▶ **DATA FOR THIS EXERCISE**

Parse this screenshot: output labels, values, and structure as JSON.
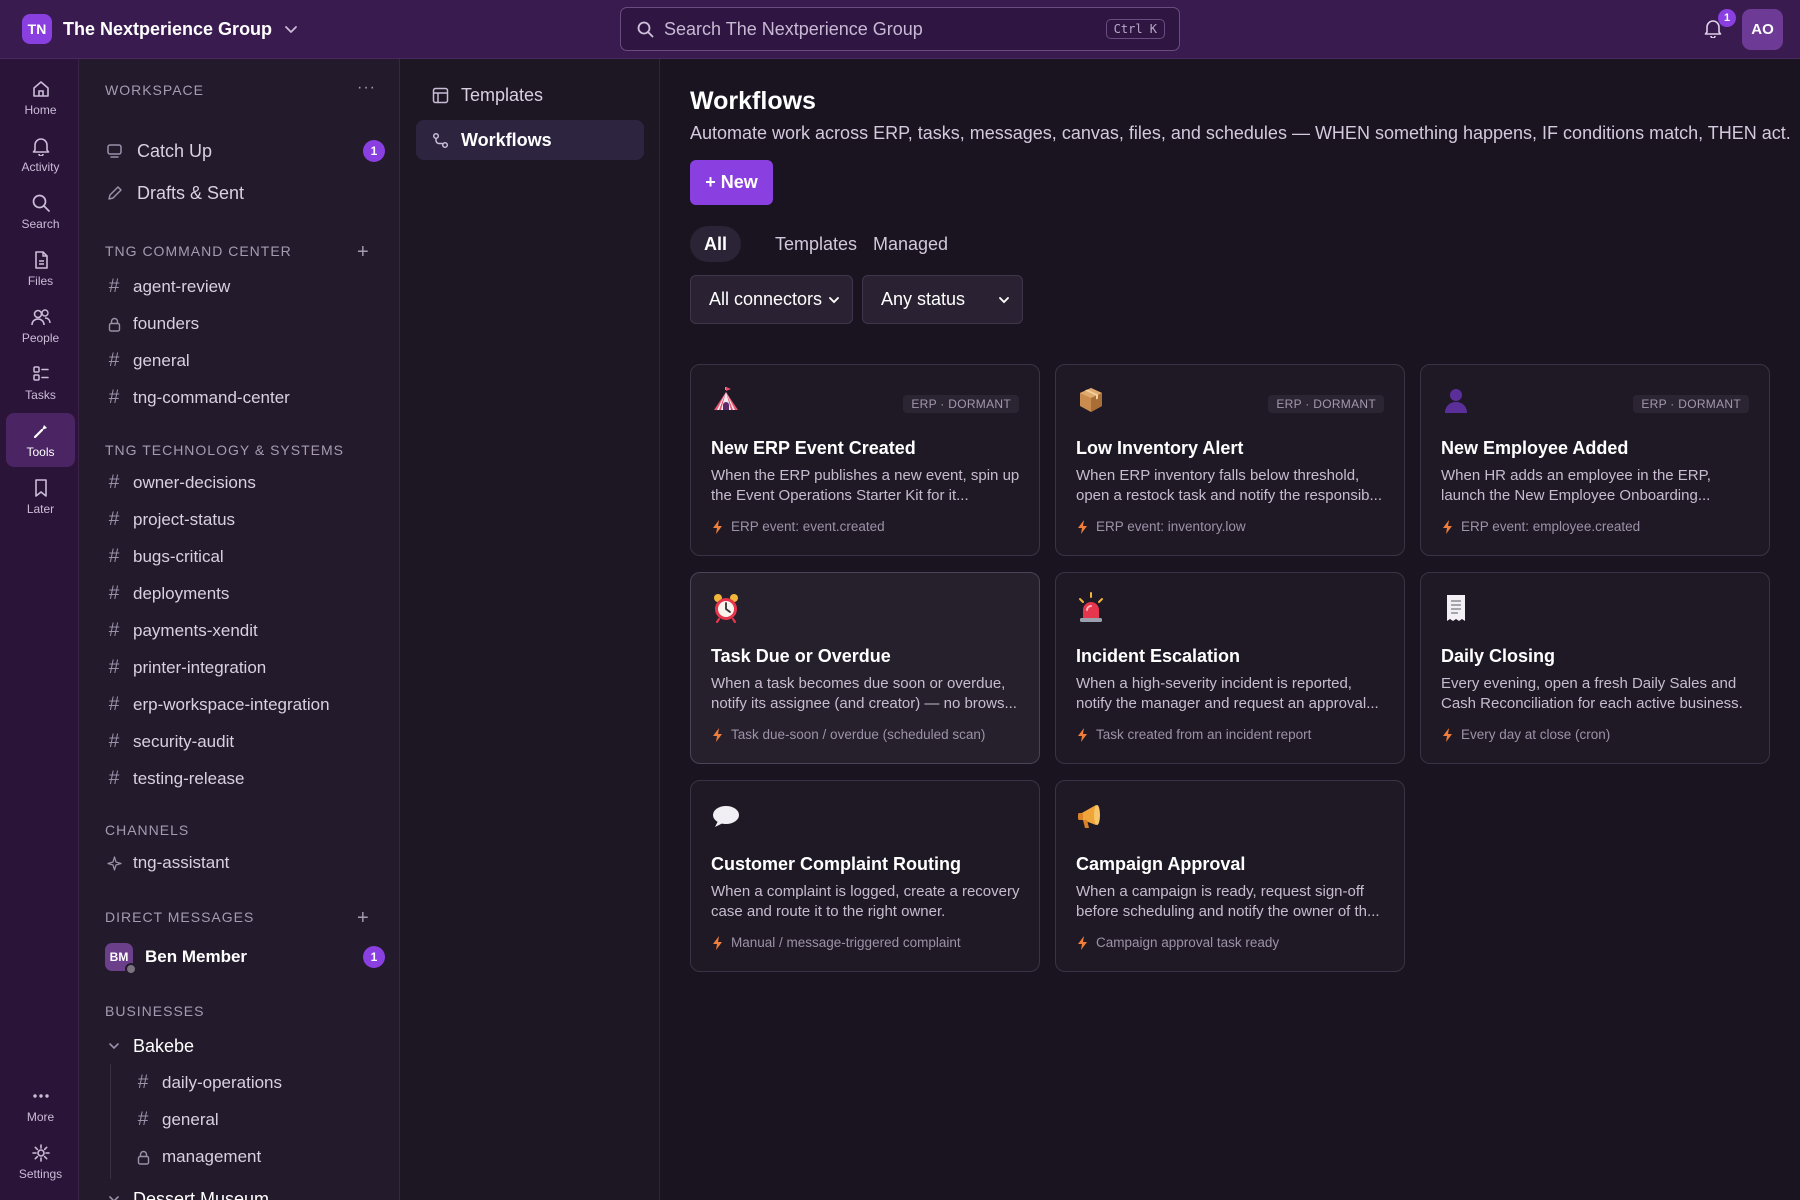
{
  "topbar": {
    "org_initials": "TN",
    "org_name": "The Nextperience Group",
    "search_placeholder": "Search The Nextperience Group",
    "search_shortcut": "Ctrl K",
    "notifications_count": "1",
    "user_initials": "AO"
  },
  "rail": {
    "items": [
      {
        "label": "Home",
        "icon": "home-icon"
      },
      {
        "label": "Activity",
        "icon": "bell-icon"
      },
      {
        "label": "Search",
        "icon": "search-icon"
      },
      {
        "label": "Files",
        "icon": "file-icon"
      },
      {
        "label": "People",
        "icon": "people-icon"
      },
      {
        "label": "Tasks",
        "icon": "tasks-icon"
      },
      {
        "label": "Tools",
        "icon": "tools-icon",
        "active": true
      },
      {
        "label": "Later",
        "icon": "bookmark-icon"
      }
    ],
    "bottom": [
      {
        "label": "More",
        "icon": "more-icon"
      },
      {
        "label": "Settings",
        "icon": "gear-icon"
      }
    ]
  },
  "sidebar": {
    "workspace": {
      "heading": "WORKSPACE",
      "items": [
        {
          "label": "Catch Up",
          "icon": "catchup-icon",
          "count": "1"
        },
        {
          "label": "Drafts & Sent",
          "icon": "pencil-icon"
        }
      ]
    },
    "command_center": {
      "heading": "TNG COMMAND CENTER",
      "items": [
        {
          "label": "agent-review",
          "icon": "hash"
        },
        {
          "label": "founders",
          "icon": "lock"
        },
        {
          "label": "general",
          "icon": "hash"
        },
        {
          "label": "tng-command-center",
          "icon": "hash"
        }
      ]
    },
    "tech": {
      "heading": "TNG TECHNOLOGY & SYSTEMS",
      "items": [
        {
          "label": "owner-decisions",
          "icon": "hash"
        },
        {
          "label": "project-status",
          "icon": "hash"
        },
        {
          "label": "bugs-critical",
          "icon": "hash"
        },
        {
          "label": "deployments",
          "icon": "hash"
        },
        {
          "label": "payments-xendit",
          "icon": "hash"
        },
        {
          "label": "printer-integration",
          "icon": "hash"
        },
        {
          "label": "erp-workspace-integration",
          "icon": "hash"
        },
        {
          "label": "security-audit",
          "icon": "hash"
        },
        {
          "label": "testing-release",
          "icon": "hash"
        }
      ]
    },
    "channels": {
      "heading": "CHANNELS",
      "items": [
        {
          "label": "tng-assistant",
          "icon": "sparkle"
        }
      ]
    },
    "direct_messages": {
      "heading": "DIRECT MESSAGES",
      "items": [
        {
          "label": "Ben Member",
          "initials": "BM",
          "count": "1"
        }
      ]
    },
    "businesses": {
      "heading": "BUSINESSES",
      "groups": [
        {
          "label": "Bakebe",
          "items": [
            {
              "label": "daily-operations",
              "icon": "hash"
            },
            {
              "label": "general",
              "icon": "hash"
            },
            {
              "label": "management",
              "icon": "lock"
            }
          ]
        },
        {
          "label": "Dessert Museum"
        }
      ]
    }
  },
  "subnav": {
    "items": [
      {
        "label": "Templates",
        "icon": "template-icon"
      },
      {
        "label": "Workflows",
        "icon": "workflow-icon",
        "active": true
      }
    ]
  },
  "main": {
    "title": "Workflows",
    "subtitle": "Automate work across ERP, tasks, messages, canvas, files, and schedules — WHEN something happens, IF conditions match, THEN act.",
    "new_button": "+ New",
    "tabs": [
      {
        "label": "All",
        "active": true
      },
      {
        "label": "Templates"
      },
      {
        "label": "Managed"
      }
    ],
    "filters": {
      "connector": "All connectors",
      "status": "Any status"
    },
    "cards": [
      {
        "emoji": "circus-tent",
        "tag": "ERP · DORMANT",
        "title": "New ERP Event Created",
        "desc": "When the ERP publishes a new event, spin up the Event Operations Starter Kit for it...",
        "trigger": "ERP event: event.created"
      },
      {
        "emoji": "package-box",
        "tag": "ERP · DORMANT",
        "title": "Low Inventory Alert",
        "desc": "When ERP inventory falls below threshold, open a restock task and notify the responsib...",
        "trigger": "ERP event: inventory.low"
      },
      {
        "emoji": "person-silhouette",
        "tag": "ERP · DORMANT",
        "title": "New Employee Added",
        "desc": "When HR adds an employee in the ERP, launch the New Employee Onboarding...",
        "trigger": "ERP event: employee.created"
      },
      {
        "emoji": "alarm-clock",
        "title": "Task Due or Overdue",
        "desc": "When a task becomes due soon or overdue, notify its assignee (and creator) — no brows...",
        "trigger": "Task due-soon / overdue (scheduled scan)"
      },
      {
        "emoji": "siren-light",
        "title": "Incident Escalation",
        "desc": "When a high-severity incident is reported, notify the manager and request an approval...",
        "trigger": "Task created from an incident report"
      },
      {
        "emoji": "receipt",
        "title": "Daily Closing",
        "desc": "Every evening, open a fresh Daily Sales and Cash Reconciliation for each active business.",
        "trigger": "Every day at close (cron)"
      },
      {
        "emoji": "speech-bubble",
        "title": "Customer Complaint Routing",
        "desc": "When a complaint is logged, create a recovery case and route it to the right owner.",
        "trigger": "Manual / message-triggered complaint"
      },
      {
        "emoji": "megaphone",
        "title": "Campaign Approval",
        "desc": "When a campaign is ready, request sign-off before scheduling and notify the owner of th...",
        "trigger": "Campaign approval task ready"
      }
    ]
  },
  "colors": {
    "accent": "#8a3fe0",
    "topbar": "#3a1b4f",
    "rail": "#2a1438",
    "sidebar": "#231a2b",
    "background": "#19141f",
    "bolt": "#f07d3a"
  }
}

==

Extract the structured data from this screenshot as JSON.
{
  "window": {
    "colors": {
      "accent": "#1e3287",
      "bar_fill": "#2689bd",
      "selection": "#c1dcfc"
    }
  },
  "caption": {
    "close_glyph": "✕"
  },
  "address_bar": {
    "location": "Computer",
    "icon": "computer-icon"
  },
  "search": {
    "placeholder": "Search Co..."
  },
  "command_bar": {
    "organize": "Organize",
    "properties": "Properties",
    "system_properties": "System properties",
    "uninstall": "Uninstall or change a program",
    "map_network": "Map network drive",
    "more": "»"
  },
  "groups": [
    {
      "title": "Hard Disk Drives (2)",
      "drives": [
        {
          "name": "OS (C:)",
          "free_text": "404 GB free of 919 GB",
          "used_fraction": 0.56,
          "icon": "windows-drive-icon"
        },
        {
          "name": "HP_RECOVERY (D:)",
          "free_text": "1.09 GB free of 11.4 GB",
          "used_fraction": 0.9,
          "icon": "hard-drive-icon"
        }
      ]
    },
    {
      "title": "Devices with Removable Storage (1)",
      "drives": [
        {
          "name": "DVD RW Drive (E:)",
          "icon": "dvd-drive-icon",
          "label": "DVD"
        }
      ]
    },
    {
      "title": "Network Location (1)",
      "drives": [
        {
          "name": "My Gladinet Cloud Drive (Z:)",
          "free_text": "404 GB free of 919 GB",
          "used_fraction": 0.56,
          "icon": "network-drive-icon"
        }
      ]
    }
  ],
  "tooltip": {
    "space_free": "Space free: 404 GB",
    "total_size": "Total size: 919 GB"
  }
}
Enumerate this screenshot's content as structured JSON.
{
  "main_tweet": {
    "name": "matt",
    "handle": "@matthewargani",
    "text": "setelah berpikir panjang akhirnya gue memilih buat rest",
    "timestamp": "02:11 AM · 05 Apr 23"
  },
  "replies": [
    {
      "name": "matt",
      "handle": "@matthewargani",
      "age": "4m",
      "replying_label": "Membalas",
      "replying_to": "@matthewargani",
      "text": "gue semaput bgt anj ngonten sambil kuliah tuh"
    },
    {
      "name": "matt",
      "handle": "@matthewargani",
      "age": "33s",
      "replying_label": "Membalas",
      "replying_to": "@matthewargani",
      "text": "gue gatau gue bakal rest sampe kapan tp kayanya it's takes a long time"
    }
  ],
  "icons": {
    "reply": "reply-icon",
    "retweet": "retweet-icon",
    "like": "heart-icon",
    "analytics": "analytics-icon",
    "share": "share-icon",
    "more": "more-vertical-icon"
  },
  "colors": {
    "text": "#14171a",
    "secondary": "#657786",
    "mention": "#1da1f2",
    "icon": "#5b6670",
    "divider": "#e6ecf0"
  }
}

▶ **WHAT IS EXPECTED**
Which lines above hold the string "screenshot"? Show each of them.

▶ **TASK SOLUTION**
Parse this screenshot: output labels, values, and structure as JSON.
Extract the structured data from this screenshot as JSON.
Enumerate this screenshot's content as structured JSON.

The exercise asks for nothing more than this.